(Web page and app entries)
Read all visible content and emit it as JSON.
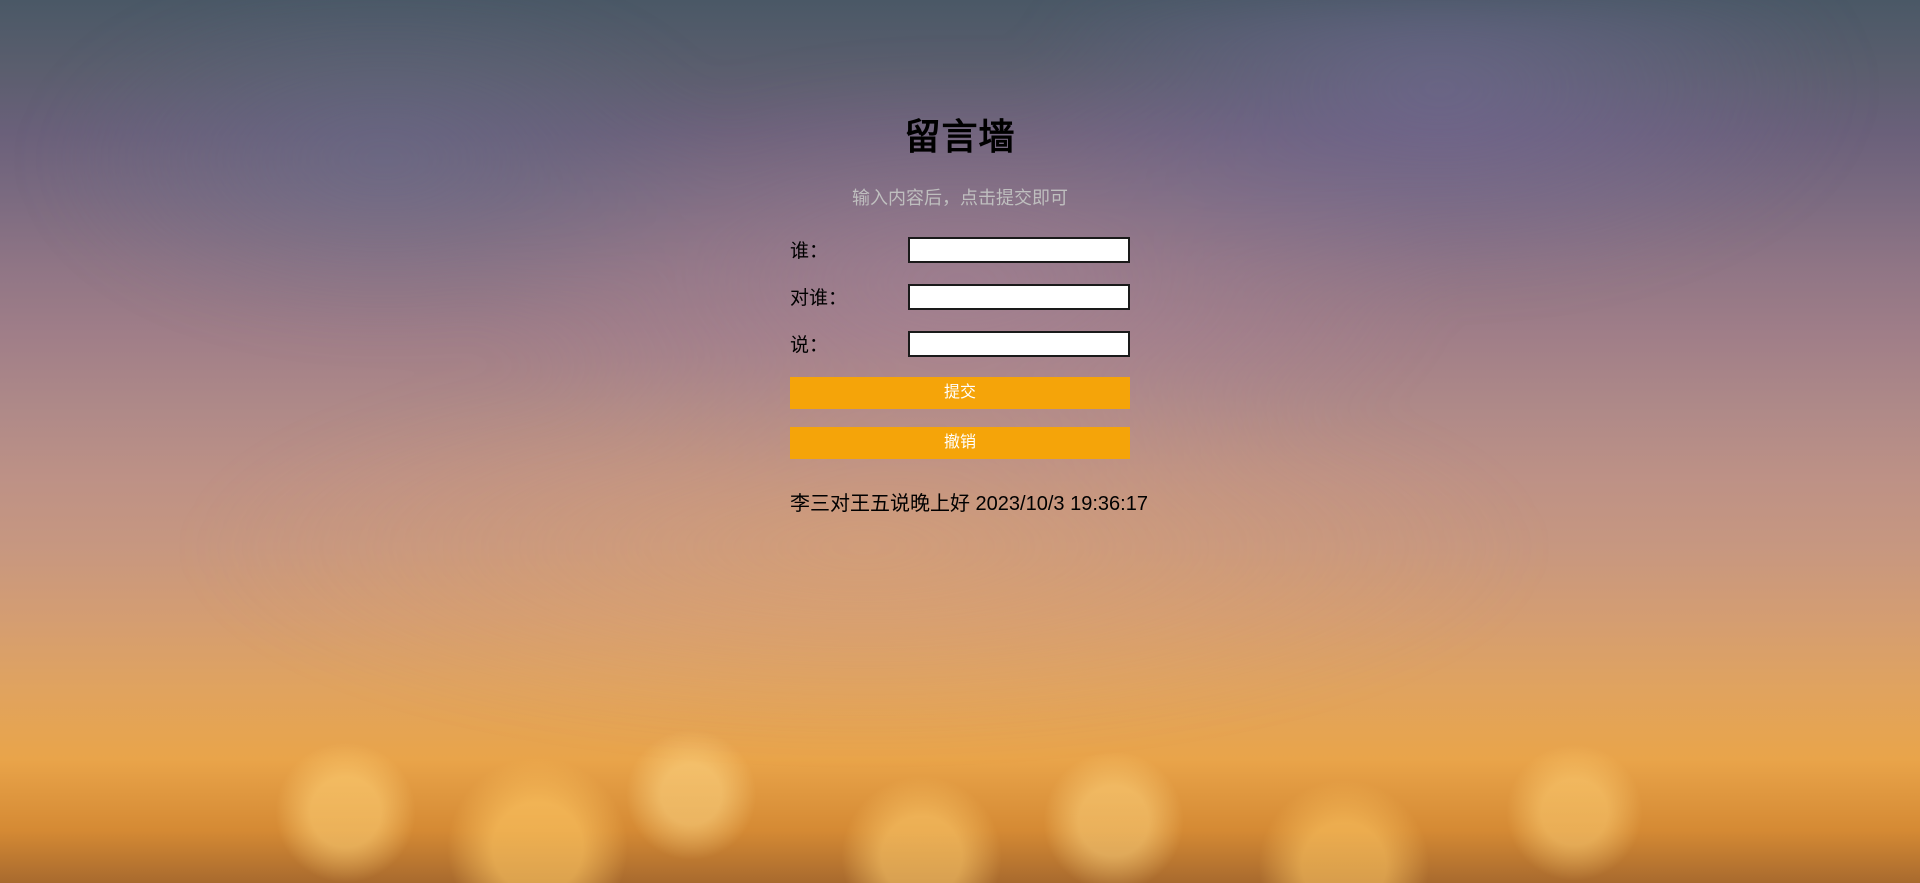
{
  "header": {
    "title": "留言墙",
    "subtitle": "输入内容后，点击提交即可"
  },
  "form": {
    "who_label": "谁：",
    "to_label": "对谁：",
    "say_label": "说：",
    "who_value": "",
    "to_value": "",
    "say_value": ""
  },
  "buttons": {
    "submit": "提交",
    "undo": "撤销"
  },
  "messages": [
    "李三对王五说晚上好 2023/10/3 19:36:17"
  ]
}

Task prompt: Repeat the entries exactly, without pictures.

Output of the task:
Read all visible content and emit it as JSON.
{
  "header": {
    "title": "留言墙",
    "subtitle": "输入内容后，点击提交即可"
  },
  "form": {
    "who_label": "谁：",
    "to_label": "对谁：",
    "say_label": "说：",
    "who_value": "",
    "to_value": "",
    "say_value": ""
  },
  "buttons": {
    "submit": "提交",
    "undo": "撤销"
  },
  "messages": [
    "李三对王五说晚上好 2023/10/3 19:36:17"
  ]
}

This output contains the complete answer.